THE DATA
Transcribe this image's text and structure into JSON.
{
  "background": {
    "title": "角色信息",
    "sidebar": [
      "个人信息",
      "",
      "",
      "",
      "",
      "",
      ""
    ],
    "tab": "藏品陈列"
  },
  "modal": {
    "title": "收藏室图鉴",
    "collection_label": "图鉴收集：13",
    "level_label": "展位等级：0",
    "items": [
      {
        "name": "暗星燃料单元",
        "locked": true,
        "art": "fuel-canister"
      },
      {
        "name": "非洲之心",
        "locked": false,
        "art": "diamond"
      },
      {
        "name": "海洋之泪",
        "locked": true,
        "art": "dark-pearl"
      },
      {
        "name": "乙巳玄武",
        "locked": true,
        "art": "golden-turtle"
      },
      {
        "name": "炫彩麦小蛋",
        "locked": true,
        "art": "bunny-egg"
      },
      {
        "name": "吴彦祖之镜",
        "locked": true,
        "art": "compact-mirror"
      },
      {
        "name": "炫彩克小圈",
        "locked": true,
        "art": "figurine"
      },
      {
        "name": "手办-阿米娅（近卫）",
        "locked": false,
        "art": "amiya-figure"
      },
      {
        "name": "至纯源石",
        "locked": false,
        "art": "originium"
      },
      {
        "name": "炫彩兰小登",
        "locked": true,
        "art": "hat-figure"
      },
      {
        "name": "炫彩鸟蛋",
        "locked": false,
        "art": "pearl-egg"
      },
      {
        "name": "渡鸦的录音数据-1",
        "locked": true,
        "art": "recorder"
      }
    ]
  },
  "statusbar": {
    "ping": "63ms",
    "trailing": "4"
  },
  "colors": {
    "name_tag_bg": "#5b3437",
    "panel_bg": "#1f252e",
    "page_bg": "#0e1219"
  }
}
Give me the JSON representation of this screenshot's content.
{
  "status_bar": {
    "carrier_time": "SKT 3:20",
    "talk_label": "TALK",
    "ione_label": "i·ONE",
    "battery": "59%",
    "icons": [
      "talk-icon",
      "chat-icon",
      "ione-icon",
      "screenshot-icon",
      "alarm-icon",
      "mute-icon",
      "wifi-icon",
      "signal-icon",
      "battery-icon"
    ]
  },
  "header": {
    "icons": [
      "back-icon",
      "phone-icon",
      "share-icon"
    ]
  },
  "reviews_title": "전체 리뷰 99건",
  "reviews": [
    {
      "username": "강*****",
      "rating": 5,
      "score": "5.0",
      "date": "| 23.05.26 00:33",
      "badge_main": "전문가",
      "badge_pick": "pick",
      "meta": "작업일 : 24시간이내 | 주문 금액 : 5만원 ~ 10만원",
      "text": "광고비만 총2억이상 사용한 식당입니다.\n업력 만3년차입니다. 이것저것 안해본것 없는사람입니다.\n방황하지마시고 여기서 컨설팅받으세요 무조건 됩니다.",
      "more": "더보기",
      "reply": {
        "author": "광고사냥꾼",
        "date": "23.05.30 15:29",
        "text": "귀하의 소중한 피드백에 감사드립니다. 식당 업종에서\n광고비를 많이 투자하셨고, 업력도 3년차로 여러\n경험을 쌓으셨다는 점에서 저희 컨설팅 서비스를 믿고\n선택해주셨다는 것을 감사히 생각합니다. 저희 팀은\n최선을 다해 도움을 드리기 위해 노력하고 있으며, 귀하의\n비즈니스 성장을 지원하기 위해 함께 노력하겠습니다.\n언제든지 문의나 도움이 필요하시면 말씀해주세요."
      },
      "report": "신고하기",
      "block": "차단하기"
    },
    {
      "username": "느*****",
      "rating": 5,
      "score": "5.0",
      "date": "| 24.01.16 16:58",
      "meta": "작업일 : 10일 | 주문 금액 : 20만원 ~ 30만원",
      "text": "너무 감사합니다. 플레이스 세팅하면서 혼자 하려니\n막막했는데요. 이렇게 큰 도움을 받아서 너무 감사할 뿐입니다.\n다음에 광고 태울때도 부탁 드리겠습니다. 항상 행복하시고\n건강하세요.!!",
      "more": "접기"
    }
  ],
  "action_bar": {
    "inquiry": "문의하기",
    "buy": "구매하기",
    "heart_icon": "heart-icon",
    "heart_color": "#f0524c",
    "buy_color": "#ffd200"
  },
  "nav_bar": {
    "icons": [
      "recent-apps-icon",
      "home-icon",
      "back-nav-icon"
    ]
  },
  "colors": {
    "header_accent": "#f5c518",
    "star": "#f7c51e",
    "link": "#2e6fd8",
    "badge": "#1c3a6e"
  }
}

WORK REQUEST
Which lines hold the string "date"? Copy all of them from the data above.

REPLY
      "date": "| 23.05.26 00:33",
        "date": "23.05.30 15:29",
      "date": "| 24.01.16 16:58",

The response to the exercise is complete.